## Problem details:
Word for word, restate the records that appear below.

===== Material for the task =====

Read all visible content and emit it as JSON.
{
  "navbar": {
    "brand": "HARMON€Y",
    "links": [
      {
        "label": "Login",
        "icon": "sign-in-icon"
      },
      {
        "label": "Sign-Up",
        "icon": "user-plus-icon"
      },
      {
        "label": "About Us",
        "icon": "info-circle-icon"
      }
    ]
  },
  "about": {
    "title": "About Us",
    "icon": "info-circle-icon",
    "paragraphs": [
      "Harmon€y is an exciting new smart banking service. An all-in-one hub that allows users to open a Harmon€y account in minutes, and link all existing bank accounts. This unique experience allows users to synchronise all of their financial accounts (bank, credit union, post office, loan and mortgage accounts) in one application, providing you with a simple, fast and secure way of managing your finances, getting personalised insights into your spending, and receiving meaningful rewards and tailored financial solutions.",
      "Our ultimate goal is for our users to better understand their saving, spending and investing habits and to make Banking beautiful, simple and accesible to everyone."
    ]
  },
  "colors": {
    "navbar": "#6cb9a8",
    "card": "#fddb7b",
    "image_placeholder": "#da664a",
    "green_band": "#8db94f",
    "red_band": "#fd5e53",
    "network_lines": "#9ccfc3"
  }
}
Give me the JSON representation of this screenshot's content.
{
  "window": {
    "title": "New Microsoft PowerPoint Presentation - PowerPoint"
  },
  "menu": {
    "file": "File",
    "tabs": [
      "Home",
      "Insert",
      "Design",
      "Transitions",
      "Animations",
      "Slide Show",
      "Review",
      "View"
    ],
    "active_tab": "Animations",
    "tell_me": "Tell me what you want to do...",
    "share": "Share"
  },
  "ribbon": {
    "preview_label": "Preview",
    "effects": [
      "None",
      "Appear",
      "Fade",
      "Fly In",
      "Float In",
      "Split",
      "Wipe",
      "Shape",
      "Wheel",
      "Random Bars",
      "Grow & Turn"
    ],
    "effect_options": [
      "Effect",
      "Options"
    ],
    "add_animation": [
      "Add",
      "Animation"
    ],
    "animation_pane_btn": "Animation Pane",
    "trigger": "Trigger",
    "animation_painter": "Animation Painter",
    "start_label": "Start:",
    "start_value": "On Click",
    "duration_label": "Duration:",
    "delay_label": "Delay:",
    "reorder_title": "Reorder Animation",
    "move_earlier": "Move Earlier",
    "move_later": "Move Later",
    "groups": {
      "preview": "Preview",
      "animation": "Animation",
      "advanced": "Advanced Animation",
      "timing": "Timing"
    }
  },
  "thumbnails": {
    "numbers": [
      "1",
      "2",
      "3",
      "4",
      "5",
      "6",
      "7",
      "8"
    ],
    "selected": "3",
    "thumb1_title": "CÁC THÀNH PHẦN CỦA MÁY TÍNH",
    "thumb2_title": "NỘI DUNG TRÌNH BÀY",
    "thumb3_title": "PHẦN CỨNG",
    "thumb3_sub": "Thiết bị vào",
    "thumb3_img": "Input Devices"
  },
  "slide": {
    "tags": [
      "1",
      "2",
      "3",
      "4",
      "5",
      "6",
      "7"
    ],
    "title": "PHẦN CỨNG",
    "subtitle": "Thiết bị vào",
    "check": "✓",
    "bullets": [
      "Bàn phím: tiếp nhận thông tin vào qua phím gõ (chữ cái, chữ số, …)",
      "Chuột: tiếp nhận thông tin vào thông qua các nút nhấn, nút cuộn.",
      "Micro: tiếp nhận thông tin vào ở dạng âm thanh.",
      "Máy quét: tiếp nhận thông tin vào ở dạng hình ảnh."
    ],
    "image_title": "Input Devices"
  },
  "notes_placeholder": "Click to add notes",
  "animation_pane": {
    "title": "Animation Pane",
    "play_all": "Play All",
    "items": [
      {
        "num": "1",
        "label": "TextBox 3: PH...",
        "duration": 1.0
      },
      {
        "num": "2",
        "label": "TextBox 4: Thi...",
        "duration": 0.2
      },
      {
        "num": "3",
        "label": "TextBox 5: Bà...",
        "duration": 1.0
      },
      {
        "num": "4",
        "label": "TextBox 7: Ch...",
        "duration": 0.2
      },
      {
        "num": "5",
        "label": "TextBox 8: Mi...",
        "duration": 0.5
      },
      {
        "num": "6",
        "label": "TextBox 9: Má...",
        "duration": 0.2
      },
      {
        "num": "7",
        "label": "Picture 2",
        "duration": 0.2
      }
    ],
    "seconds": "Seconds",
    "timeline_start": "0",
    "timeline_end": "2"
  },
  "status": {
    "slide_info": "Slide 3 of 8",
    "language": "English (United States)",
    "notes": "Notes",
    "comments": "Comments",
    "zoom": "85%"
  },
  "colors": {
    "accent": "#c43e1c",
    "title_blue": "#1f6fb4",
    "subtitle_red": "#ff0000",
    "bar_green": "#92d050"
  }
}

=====

## Response to this task:
Read all visible content and emit it as JSON.
{
  "navbar": {
    "brand": "HARMON€Y",
    "links": [
      {
        "label": "Login",
        "icon": "sign-in-icon"
      },
      {
        "label": "Sign-Up",
        "icon": "user-plus-icon"
      },
      {
        "label": "About Us",
        "icon": "info-circle-icon"
      }
    ]
  },
  "about": {
    "title": "About Us",
    "icon": "info-circle-icon",
    "paragraphs": [
      "Harmon€y is an exciting new smart banking service. An all-in-one hub that allows users to open a Harmon€y account in minutes, and link all existing bank accounts. This unique experience allows users to synchronise all of their financial accounts (bank, credit union, post office, loan and mortgage accounts) in one application, providing you with a simple, fast and secure way of managing your finances, getting personalised insights into your spending, and receiving meaningful rewards and tailored financial solutions.",
      "Our ultimate goal is for our users to better understand their saving, spending and investing habits and to make Banking beautiful, simple and accesible to everyone."
    ]
  },
  "colors": {
    "navbar": "#6cb9a8",
    "card": "#fddb7b",
    "image_placeholder": "#da664a",
    "green_band": "#8db94f",
    "red_band": "#fd5e53",
    "network_lines": "#9ccfc3"
  }
}
Give me the JSON representation of this screenshot's content.
{
  "window": {
    "title": "New Microsoft PowerPoint Presentation - PowerPoint"
  },
  "menu": {
    "file": "File",
    "tabs": [
      "Home",
      "Insert",
      "Design",
      "Transitions",
      "Animations",
      "Slide Show",
      "Review",
      "View"
    ],
    "active_tab": "Animations",
    "tell_me": "Tell me what you want to do...",
    "share": "Share"
  },
  "ribbon": {
    "preview_label": "Preview",
    "effects": [
      "None",
      "Appear",
      "Fade",
      "Fly In",
      "Float In",
      "Split",
      "Wipe",
      "Shape",
      "Wheel",
      "Random Bars",
      "Grow & Turn"
    ],
    "effect_options": [
      "Effect",
      "Options"
    ],
    "add_animation": [
      "Add",
      "Animation"
    ],
    "animation_pane_btn": "Animation Pane",
    "trigger": "Trigger",
    "animation_painter": "Animation Painter",
    "start_label": "Start:",
    "start_value": "On Click",
    "duration_label": "Duration:",
    "delay_label": "Delay:",
    "reorder_title": "Reorder Animation",
    "move_earlier": "Move Earlier",
    "move_later": "Move Later",
    "groups": {
      "preview": "Preview",
      "animation": "Animation",
      "advanced": "Advanced Animation",
      "timing": "Timing"
    }
  },
  "thumbnails": {
    "numbers": [
      "1",
      "2",
      "3",
      "4",
      "5",
      "6",
      "7",
      "8"
    ],
    "selected": "3",
    "thumb1_title": "CÁC THÀNH PHẦN CỦA MÁY TÍNH",
    "thumb2_title": "NỘI DUNG TRÌNH BÀY",
    "thumb3_title": "PHẦN CỨNG",
    "thumb3_sub": "Thiết bị vào",
    "thumb3_img": "Input Devices"
  },
  "slide": {
    "tags": [
      "1",
      "2",
      "3",
      "4",
      "5",
      "6",
      "7"
    ],
    "title": "PHẦN CỨNG",
    "subtitle": "Thiết bị vào",
    "check": "✓",
    "bullets": [
      "Bàn phím: tiếp nhận thông tin vào qua phím gõ (chữ cái, chữ số, …)",
      "Chuột: tiếp nhận thông tin vào thông qua các nút nhấn, nút cuộn.",
      "Micro: tiếp nhận thông tin vào ở dạng âm thanh.",
      "Máy quét: tiếp nhận thông tin vào ở dạng hình ảnh."
    ],
    "image_title": "Input Devices"
  },
  "notes_placeholder": "Click to add notes",
  "animation_pane": {
    "title": "Animation Pane",
    "play_all": "Play All",
    "items": [
      {
        "num": "1",
        "label": "TextBox 3: PH...",
        "duration": 1.0
      },
      {
        "num": "2",
        "label": "TextBox 4: Thi...",
        "duration": 0.2
      },
      {
        "num": "3",
        "label": "TextBox 5: Bà...",
        "duration": 1.0
      },
      {
        "num": "4",
        "label": "TextBox 7: Ch...",
        "duration": 0.2
      },
      {
        "num": "5",
        "label": "TextBox 8: Mi...",
        "duration": 0.5
      },
      {
        "num": "6",
        "label": "TextBox 9: Má...",
        "duration": 0.2
      },
      {
        "num": "7",
        "label": "Picture 2",
        "duration": 0.2
      }
    ],
    "seconds": "Seconds",
    "timeline_start": "0",
    "timeline_end": "2"
  },
  "status": {
    "slide_info": "Slide 3 of 8",
    "language": "English (United States)",
    "notes": "Notes",
    "comments": "Comments",
    "zoom": "85%"
  },
  "colors": {
    "accent": "#c43e1c",
    "title_blue": "#1f6fb4",
    "subtitle_red": "#ff0000",
    "bar_green": "#92d050"
  }
}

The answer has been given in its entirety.